2 Days in New York is a delicious comedy about cultural differences, mistranslations, and … lots of code-switching! Julie Delpy, Marion in the film, is stunning in the role of code-switcher: she switches seamlessly from English to French and back again as she tries to placate her scandalized African American boyfriend and restrain her outlandish French family.
Bilinguals unashamedly, and sometimes apologetically, code-switch when they are in the company of fellow bilinguals who share their linguistic repertoire. Code-switching, the use of two or more languages in a conversation, occurs in language contact situations, and is normal practice in bilingual discourse; it is economical, sophisticated, creative and highly amusing. From a sociological perspective, code-switching is a common communicative strategy, a skill bilingual individuals master admirably. From a cognitive viewpoint, it is a structured linguistic feat: even bilinguals can’t quite explain how they ‘know’ to respect the semantic and syntactic rules governing their cross-linguistic interactions to ensure meaning is clearly conveyed.
Code-switching can be inter-sentential. In this case an individual switches between sentences or sentence clauses, for example, ‘Sometimes, I’ll start a sentence in English y termino en español. (Poplack, 1980) (Sometimes, I’ll start a sentence in English and finish in Spanish). Code-switching can be intra-sentential, that is, switching languages in the middle of a sentence: Va chercher Marc and bribe him avec un chocolat chaud with cream on top (Grosjean, 1982).
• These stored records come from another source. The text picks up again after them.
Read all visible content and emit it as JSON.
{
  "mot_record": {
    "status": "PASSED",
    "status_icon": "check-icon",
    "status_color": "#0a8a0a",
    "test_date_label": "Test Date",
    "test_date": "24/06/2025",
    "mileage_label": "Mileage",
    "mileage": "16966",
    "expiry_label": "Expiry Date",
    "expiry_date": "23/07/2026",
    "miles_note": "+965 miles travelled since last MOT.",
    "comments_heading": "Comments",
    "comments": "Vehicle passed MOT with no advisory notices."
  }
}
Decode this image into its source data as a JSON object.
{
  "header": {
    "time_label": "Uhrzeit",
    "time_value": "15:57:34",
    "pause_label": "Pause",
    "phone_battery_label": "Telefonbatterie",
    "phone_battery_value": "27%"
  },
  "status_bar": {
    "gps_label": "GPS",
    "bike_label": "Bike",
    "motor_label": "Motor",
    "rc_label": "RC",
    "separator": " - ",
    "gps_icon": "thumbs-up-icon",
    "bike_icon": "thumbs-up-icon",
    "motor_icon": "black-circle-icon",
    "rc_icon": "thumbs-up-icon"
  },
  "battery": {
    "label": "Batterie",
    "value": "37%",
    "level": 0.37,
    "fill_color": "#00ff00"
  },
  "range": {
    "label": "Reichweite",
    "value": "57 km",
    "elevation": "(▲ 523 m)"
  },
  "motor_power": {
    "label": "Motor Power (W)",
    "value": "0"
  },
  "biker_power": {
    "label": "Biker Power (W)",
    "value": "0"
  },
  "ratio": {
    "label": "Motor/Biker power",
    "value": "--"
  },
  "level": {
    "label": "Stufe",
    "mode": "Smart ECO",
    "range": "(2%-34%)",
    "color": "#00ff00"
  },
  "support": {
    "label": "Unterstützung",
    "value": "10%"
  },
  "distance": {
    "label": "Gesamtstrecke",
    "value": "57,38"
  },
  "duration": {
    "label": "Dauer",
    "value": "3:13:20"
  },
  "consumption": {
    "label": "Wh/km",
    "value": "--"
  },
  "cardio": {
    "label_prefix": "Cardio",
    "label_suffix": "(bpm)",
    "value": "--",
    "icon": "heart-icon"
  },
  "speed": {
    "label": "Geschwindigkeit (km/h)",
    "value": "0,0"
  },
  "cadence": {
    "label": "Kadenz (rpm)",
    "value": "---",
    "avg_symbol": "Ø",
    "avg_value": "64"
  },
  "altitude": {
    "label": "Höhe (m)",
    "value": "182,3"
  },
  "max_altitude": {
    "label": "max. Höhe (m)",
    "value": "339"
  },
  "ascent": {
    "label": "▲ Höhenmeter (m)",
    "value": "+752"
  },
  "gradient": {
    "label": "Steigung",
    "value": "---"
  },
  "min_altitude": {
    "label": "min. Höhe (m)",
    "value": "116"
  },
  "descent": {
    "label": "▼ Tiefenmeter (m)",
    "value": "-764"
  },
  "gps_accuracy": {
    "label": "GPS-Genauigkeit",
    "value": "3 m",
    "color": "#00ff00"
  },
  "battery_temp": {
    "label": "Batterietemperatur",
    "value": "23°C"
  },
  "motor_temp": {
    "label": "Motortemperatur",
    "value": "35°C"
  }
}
Another form of code-switching is word borrowing. When I was growing up, South African Portuguese adopted the words shop and ice-cream, so a child in this context wasn’t aware of the equivalent Portuguese terms. Imagine my monolingual grandmother’s confusion when I said, in my very own Portuguese: Quero ir ao shop comprar un ice-cream. (I want to go to the shop to buy an ice-cream). I learnt two new Portuguese words that day! Interestingly enough, both shop and ice-cream, genderless in English, adopt a masculine allure in both French and Portuguese.
Of course, bilinguals are also quite capable of conversing in one language at a time! Children simply become very adept at deciding which language to use when, how and with whom: Father: Right, Kat, we’re going to eat. Have you washed your hands? Katja: (to her French friends) Hè! On va manger. Il faut se laver les mains. (Harding-Esch & Riley)
Grosjean, F. (1982), Life with two languages: An Introduction to Bilingualism, Harvard University Press
Harding-Esch, E. and Riley P. 2003. The Bilingual Family: A Handbook for Parents Second Edition. Cambridge: Cambridge University Press.
Poplack, S (1980) ‘Sometimes I start a sentence in English y termino en espanol: Towards a typology of code-switching’ Linguistics 18, pp.582-618